A few weeks ago, Hacking Team was bragging publicly about a Tor Browser exploit. We’ve learned some details of their proposed attack from a leaked powerpoint presentation that was part of the Hacking Team dump.
The good news is that they don’t appear to have any exploit on Tor or on Tor Browser. The other good news is that their proposed attack doesn’t scale well. They need to put malicious hardware on the local network of their target user, which requires choosing their target, locating her, and then arranging for the hardware to arrive in the right place. So it’s not really practical to launch the attack on many Tor users at once.
But they actually don’t need an exploit on Tor or Tor Browser. Here’s the proposed attack in a nutshell:
1) Pick a target user (say, you), figure out how you connect to the Internet, and install their attacking hardware on your local network (e.g. inside your ISP).
2) Wait for you to browse the web without Tor Browser, i.e. with some other browser like Firefox or Chrome or Safari, and then insert some sort of exploit into one of the web pages you receive (maybe the Flash 0-day we learned about from the same documents, or maybe some other exploit).

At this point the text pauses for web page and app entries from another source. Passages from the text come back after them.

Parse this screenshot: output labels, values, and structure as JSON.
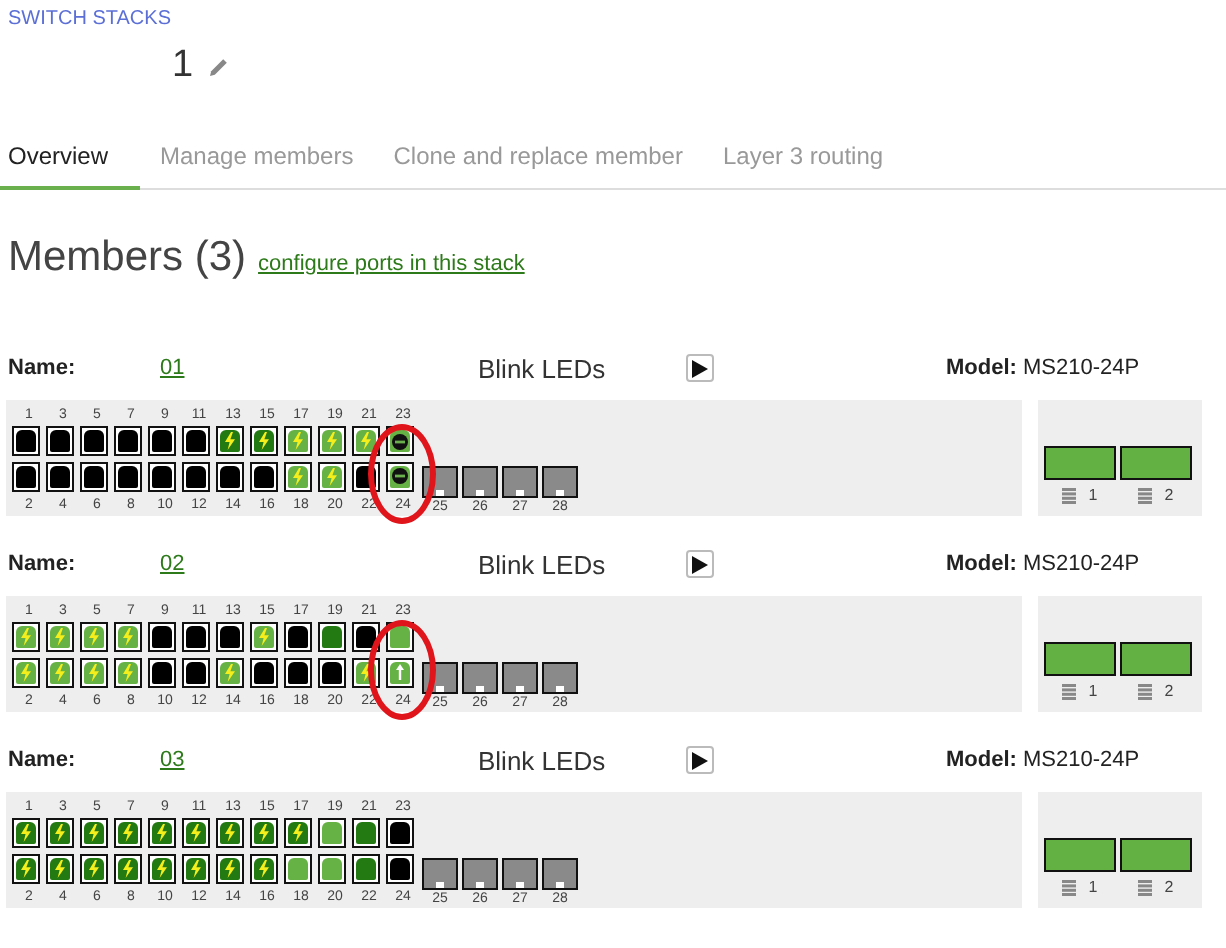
{
  "breadcrumb": "SWITCH STACKS",
  "stack_name": "1",
  "tabs": [
    {
      "label": "Overview",
      "selected": true
    },
    {
      "label": "Manage members",
      "selected": false
    },
    {
      "label": "Clone and replace member",
      "selected": false
    },
    {
      "label": "Layer 3 routing",
      "selected": false
    }
  ],
  "members_heading": "Members (3)",
  "configure_link": "configure ports in this stack",
  "members": [
    {
      "name_label": "Name:",
      "name": "01",
      "blink_label": "Blink LEDs",
      "model_label": "Model:",
      "model": "MS210-24P",
      "circled": true,
      "top_ports": [
        {
          "number": "1",
          "color": "#000000",
          "kind": "plain"
        },
        {
          "number": "3",
          "color": "#000000",
          "kind": "plain"
        },
        {
          "number": "5",
          "color": "#000000",
          "kind": "plain"
        },
        {
          "number": "7",
          "color": "#000000",
          "kind": "plain"
        },
        {
          "number": "9",
          "color": "#000000",
          "kind": "plain"
        },
        {
          "number": "11",
          "color": "#000000",
          "kind": "plain"
        },
        {
          "number": "13",
          "color": "#237a12",
          "kind": "poe"
        },
        {
          "number": "15",
          "color": "#237a12",
          "kind": "poe"
        },
        {
          "number": "17",
          "color": "#67b244",
          "kind": "poe"
        },
        {
          "number": "19",
          "color": "#67b244",
          "kind": "poe"
        },
        {
          "number": "21",
          "color": "#67b244",
          "kind": "poe"
        },
        {
          "number": "23",
          "color": "#67b244",
          "kind": "blocked"
        }
      ],
      "bottom_ports": [
        {
          "number": "2",
          "color": "#000000",
          "kind": "plain"
        },
        {
          "number": "4",
          "color": "#000000",
          "kind": "plain"
        },
        {
          "number": "6",
          "color": "#000000",
          "kind": "plain"
        },
        {
          "number": "8",
          "color": "#000000",
          "kind": "plain"
        },
        {
          "number": "10",
          "color": "#000000",
          "kind": "plain"
        },
        {
          "number": "12",
          "color": "#000000",
          "kind": "plain"
        },
        {
          "number": "14",
          "color": "#000000",
          "kind": "plain"
        },
        {
          "number": "16",
          "color": "#000000",
          "kind": "plain"
        },
        {
          "number": "18",
          "color": "#67b244",
          "kind": "poe"
        },
        {
          "number": "20",
          "color": "#67b244",
          "kind": "poe"
        },
        {
          "number": "22",
          "color": "#000000",
          "kind": "plain"
        },
        {
          "number": "24",
          "color": "#67b244",
          "kind": "blocked"
        }
      ],
      "sfp_ports": [
        "25",
        "26",
        "27",
        "28"
      ],
      "power_supplies": [
        "1",
        "2"
      ]
    },
    {
      "name_label": "Name:",
      "name": "02",
      "blink_label": "Blink LEDs",
      "model_label": "Model:",
      "model": "MS210-24P",
      "circled": true,
      "top_ports": [
        {
          "number": "1",
          "color": "#67b244",
          "kind": "poe"
        },
        {
          "number": "3",
          "color": "#67b244",
          "kind": "poe"
        },
        {
          "number": "5",
          "color": "#67b244",
          "kind": "poe"
        },
        {
          "number": "7",
          "color": "#67b244",
          "kind": "poe"
        },
        {
          "number": "9",
          "color": "#000000",
          "kind": "plain"
        },
        {
          "number": "11",
          "color": "#000000",
          "kind": "plain"
        },
        {
          "number": "13",
          "color": "#000000",
          "kind": "plain"
        },
        {
          "number": "15",
          "color": "#67b244",
          "kind": "poe"
        },
        {
          "number": "17",
          "color": "#000000",
          "kind": "plain"
        },
        {
          "number": "19",
          "color": "#237a12",
          "kind": "plain"
        },
        {
          "number": "21",
          "color": "#000000",
          "kind": "plain"
        },
        {
          "number": "23",
          "color": "#67b244",
          "kind": "plain"
        }
      ],
      "bottom_ports": [
        {
          "number": "2",
          "color": "#67b244",
          "kind": "poe"
        },
        {
          "number": "4",
          "color": "#67b244",
          "kind": "poe"
        },
        {
          "number": "6",
          "color": "#67b244",
          "kind": "poe"
        },
        {
          "number": "8",
          "color": "#67b244",
          "kind": "poe"
        },
        {
          "number": "10",
          "color": "#000000",
          "kind": "plain"
        },
        {
          "number": "12",
          "color": "#000000",
          "kind": "plain"
        },
        {
          "number": "14",
          "color": "#67b244",
          "kind": "poe"
        },
        {
          "number": "16",
          "color": "#000000",
          "kind": "plain"
        },
        {
          "number": "18",
          "color": "#000000",
          "kind": "plain"
        },
        {
          "number": "20",
          "color": "#000000",
          "kind": "plain"
        },
        {
          "number": "22",
          "color": "#67b244",
          "kind": "poe"
        },
        {
          "number": "24",
          "color": "#67b244",
          "kind": "uplink"
        }
      ],
      "sfp_ports": [
        "25",
        "26",
        "27",
        "28"
      ],
      "power_supplies": [
        "1",
        "2"
      ]
    },
    {
      "name_label": "Name:",
      "name": "03",
      "blink_label": "Blink LEDs",
      "model_label": "Model:",
      "model": "MS210-24P",
      "circled": false,
      "top_ports": [
        {
          "number": "1",
          "color": "#237a12",
          "kind": "poe"
        },
        {
          "number": "3",
          "color": "#237a12",
          "kind": "poe"
        },
        {
          "number": "5",
          "color": "#237a12",
          "kind": "poe"
        },
        {
          "number": "7",
          "color": "#237a12",
          "kind": "poe"
        },
        {
          "number": "9",
          "color": "#237a12",
          "kind": "poe"
        },
        {
          "number": "11",
          "color": "#237a12",
          "kind": "poe"
        },
        {
          "number": "13",
          "color": "#237a12",
          "kind": "poe"
        },
        {
          "number": "15",
          "color": "#237a12",
          "kind": "poe"
        },
        {
          "number": "17",
          "color": "#237a12",
          "kind": "poe"
        },
        {
          "number": "19",
          "color": "#67b244",
          "kind": "plain"
        },
        {
          "number": "21",
          "color": "#237a12",
          "kind": "plain"
        },
        {
          "number": "23",
          "color": "#000000",
          "kind": "plain"
        }
      ],
      "bottom_ports": [
        {
          "number": "2",
          "color": "#237a12",
          "kind": "poe"
        },
        {
          "number": "4",
          "color": "#237a12",
          "kind": "poe"
        },
        {
          "number": "6",
          "color": "#237a12",
          "kind": "poe"
        },
        {
          "number": "8",
          "color": "#237a12",
          "kind": "poe"
        },
        {
          "number": "10",
          "color": "#237a12",
          "kind": "poe"
        },
        {
          "number": "12",
          "color": "#237a12",
          "kind": "poe"
        },
        {
          "number": "14",
          "color": "#237a12",
          "kind": "poe"
        },
        {
          "number": "16",
          "color": "#237a12",
          "kind": "poe"
        },
        {
          "number": "18",
          "color": "#67b244",
          "kind": "plain"
        },
        {
          "number": "20",
          "color": "#67b244",
          "kind": "plain"
        },
        {
          "number": "22",
          "color": "#237a12",
          "kind": "plain"
        },
        {
          "number": "24",
          "color": "#000000",
          "kind": "plain"
        }
      ],
      "sfp_ports": [
        "25",
        "26",
        "27",
        "28"
      ],
      "power_supplies": [
        "1",
        "2"
      ]
    }
  ]
}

3) Once they’ve taken control of your computer, they configure your Tor Browser to use a socks proxy on a remote computer that they control. In effect, rather than using the Tor client that’s part of Tor Browser, you’ll be using their remote Tor client, so they get to intercept and watch your traffic before it enters the Tor network.
You have to stop them at step two, because once they’ve broken into your computer, they have many options for attacking you from there.
Their proposed attack requires Hacking Team (or your government) to already have you in their sights. This is not mass surveillance — this is very targeted surveillance.
Another answer is to run a system like Tails, which avoids interacting with any local resources. In this case there should be no opportunity to insert an exploit from the local network. But that’s still not a complete solution: some coffeeshops, hotels, etc will demand that you interact with their local login page before you can access the Internet. Tails includes what they call their ‘unsafe’ browser for these situations, and you’re at risk during that brief period when you use it.
Ultimately, security here comes down to having safer browsers. We continue to work onways to make Tor Browser more resilient against attacks, but the key point here is that they’ll go after the weakest link on your system — and at least in the scenarios they describe, Tor Browser isn’t the weakest link.
As a final point, note that this is just a powerpoint deck (probably a funding pitch), and we’ve found no indication yet that they ever followed through on their idea.
We’ll update you with more information if we learn anything further. Stay safe out there!